New numbers from the CDC show autism affects about 1 in 68 U.S. children, and that rate is steady. But doctors say more testing is needed. (Wikipedia)
New numbers from the CDC show autism affects about 1 in 68 U.S. children, and that rate is steady. But doctors say more testing is needed. (Wikipedia)
April 7, 2016

CHARLESTON, W.Va. - April is National Autism Awareness Month and the numbers are holding steady in the U.S., according to the latest snapshot of autism spectrum disorder (ASD).

The Centers for Disease Control and Prevention studied 8 year olds in 11 states and says 1 in 68 children is diagnosed as autistic, the same rate the agency found two years ago.

Dr. Stuart Shapira with the Centers for Disease Control and Prevention's National Center on Birth Defects and Developmental Disabilities, says they found more children need to be tested at an earlier age.

"When concerns are raised, it's important that parents and providers move forward to get that first evaluation, and parents don't have to wait if there's concern," says Shapira. "They can go through their state's early intervention program and local school system, and get that evaluation for free."

The report also notes about a third of children diagnosed with autism spectrum disorder also had an intellectual disability, and young boys are almost five times more likely to be diagnosed than girls.

Dr. Daisy Christensen, an epidemiologist and the report's lead author, says overall there are fewer ASD cases among African-American and Hispanic children. However, she says that might be because they aren't being tested.

"So, lower autism prevalence in these groups of non-white children may be due to a lack of identification," she says. "And if so, then better identification efforts in these groups might result in increasing autism prevalence in those groups in future years."

Shapira says minority children may not have the same access to health care to be evaluated. He says there could be language barriers and other problems as well.

"And there also may be a lack of trust in the medical profession among individuals in these racial and ethnic groups," he says. "And fear that bringing attention to a child's symptoms could lead to greater stigma."
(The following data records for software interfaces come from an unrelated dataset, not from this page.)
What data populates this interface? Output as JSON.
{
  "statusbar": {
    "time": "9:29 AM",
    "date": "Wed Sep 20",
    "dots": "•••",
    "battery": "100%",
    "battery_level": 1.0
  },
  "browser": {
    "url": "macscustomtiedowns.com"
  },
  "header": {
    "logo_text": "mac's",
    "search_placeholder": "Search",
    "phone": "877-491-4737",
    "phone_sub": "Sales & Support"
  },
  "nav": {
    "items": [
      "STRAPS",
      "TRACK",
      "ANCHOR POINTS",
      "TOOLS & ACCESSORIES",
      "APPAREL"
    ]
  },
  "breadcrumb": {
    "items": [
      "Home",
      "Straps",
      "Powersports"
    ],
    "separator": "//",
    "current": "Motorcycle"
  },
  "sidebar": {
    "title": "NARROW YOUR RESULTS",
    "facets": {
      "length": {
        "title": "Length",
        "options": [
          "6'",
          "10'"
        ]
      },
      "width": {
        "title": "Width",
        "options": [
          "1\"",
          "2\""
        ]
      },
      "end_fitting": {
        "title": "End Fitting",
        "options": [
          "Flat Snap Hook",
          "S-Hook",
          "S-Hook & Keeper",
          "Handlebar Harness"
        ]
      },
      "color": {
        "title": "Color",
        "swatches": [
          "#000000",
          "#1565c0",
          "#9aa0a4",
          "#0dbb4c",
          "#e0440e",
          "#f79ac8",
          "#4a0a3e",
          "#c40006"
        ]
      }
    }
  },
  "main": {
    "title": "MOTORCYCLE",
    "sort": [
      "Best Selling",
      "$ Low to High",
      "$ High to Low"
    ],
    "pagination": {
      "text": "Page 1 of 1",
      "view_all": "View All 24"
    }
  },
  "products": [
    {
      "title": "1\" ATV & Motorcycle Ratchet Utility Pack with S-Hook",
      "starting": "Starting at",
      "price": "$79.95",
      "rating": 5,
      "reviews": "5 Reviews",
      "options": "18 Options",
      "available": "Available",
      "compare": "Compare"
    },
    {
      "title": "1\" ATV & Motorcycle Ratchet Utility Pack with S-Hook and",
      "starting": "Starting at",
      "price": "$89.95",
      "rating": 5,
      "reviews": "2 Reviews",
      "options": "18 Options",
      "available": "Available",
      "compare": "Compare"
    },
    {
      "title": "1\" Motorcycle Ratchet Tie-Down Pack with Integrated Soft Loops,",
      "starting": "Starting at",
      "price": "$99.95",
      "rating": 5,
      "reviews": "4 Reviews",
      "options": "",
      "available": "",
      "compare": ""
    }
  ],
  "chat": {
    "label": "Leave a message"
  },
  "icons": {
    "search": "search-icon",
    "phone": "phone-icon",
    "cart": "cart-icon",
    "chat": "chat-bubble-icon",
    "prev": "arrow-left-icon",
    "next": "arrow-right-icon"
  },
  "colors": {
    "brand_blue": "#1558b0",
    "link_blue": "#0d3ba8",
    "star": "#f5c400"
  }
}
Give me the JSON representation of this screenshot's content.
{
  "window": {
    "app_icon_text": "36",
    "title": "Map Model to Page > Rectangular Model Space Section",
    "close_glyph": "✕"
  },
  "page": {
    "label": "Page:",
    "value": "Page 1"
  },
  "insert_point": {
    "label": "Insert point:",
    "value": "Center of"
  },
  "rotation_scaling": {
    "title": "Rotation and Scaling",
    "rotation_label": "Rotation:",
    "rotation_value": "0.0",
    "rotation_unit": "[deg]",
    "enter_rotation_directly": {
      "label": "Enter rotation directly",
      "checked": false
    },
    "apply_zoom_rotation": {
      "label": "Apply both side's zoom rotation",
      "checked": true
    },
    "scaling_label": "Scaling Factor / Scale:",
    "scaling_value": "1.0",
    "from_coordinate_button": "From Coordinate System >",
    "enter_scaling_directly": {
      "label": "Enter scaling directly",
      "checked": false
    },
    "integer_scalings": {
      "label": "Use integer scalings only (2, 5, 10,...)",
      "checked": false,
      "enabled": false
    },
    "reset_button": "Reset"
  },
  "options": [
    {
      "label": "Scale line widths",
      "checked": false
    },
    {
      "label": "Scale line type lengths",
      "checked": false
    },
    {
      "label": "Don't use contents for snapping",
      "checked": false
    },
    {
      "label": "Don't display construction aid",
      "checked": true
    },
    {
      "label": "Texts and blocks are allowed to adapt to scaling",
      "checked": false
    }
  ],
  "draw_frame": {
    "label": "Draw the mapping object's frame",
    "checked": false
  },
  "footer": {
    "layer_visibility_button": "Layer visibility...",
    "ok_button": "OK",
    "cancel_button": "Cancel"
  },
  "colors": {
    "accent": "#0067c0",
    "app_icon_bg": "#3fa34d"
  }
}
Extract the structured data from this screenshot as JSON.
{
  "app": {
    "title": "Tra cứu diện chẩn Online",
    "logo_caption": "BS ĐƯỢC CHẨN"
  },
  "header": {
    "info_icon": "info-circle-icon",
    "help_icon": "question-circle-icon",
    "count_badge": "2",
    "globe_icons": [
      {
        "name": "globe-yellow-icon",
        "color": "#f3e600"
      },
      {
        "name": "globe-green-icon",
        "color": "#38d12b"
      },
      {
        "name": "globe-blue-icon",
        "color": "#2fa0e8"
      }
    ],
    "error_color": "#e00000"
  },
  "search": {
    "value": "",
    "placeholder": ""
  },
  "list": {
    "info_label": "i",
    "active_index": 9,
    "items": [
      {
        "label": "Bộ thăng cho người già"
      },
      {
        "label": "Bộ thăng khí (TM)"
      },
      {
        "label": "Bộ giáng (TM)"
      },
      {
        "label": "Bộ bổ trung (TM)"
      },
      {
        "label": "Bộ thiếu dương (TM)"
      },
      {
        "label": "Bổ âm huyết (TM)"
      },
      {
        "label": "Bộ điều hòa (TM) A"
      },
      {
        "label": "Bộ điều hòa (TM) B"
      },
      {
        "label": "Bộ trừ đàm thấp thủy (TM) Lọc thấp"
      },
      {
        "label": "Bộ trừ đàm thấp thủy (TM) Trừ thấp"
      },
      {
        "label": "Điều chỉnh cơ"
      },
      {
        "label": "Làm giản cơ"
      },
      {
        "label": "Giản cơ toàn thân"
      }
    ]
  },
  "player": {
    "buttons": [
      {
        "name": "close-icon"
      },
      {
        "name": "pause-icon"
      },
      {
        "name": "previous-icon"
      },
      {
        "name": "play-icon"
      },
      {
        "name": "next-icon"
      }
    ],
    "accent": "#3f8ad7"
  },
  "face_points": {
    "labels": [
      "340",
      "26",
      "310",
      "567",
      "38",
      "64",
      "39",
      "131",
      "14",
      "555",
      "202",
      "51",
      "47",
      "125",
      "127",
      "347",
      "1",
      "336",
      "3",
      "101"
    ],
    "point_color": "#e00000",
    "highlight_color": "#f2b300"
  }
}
The report found only 43 percent of children identified with ASD across the nation got evaluated by age three.

Dan Heyman, Public News Service - WV